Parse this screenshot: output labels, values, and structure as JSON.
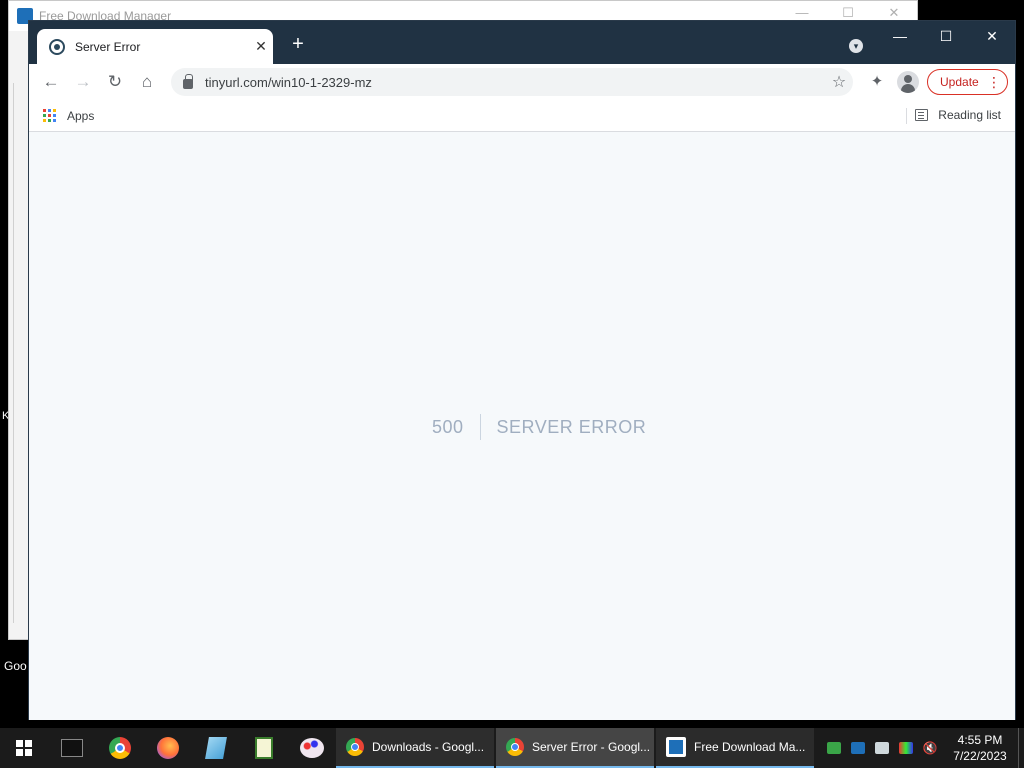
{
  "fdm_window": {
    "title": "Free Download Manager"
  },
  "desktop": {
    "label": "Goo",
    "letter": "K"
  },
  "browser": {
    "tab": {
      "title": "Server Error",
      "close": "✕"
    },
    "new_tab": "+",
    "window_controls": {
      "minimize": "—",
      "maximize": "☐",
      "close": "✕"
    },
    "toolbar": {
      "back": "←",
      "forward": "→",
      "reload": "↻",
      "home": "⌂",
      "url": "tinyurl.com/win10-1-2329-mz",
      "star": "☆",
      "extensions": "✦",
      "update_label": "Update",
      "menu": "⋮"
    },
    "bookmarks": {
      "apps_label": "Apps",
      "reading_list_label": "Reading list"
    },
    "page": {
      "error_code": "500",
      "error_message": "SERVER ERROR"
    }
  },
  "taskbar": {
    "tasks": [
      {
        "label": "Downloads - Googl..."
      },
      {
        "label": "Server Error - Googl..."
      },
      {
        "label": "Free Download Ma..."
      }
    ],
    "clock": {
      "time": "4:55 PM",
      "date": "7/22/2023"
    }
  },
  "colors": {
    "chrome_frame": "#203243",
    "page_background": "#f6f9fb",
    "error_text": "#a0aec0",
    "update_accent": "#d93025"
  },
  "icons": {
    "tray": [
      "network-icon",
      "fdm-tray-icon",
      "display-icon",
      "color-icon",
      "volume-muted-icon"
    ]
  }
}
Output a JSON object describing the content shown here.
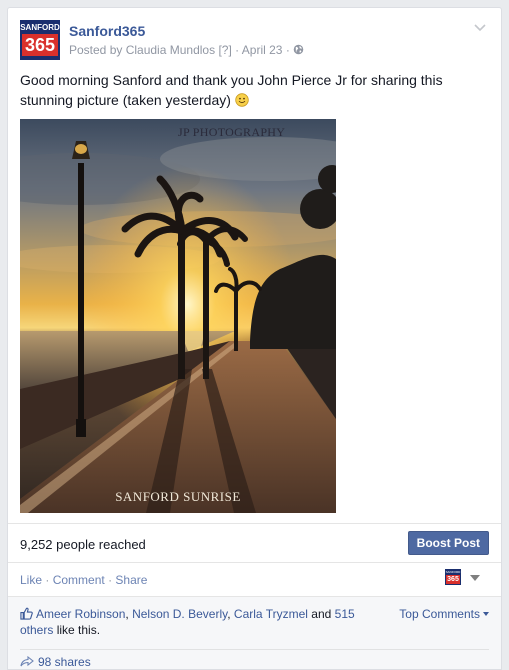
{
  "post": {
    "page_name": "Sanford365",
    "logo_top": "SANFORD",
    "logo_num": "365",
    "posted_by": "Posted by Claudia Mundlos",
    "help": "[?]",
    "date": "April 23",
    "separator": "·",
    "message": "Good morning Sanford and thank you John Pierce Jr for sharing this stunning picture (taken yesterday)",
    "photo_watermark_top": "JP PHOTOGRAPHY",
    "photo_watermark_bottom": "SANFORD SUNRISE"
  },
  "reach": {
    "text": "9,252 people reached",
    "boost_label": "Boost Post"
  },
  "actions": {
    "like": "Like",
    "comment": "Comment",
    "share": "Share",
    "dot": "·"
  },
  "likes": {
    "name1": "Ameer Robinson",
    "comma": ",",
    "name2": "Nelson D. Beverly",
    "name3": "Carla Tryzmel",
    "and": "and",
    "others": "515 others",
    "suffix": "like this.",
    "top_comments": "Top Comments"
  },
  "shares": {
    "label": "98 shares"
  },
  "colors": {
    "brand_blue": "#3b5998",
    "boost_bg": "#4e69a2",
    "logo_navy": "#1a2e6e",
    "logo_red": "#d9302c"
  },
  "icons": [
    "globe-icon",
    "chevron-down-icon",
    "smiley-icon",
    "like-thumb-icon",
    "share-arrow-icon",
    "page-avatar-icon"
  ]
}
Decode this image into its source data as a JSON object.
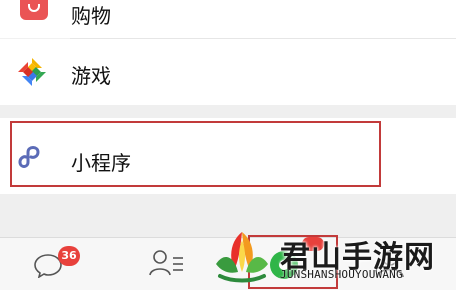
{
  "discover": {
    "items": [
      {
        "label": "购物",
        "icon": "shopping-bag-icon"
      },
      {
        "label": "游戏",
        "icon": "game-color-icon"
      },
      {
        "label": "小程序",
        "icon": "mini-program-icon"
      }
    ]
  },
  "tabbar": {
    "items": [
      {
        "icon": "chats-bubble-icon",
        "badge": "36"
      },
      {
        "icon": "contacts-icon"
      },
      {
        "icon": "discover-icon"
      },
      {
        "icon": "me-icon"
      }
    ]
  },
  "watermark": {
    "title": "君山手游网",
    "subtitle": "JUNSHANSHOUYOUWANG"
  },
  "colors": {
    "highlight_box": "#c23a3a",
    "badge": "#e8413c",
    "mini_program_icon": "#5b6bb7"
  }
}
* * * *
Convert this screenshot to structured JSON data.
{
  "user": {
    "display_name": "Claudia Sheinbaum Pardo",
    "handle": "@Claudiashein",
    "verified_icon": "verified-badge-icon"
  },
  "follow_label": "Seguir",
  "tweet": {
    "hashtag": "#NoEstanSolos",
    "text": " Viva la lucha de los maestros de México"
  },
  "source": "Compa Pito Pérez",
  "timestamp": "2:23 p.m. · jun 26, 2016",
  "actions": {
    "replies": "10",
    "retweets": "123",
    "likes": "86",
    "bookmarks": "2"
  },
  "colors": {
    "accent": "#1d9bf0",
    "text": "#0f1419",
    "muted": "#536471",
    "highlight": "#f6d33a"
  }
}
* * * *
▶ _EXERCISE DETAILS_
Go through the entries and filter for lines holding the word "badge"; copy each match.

▶ _TASK OUTPUT_
        "badge": "36"
    "badge": "#e8413c",
    "verified_icon": "verified-badge-icon"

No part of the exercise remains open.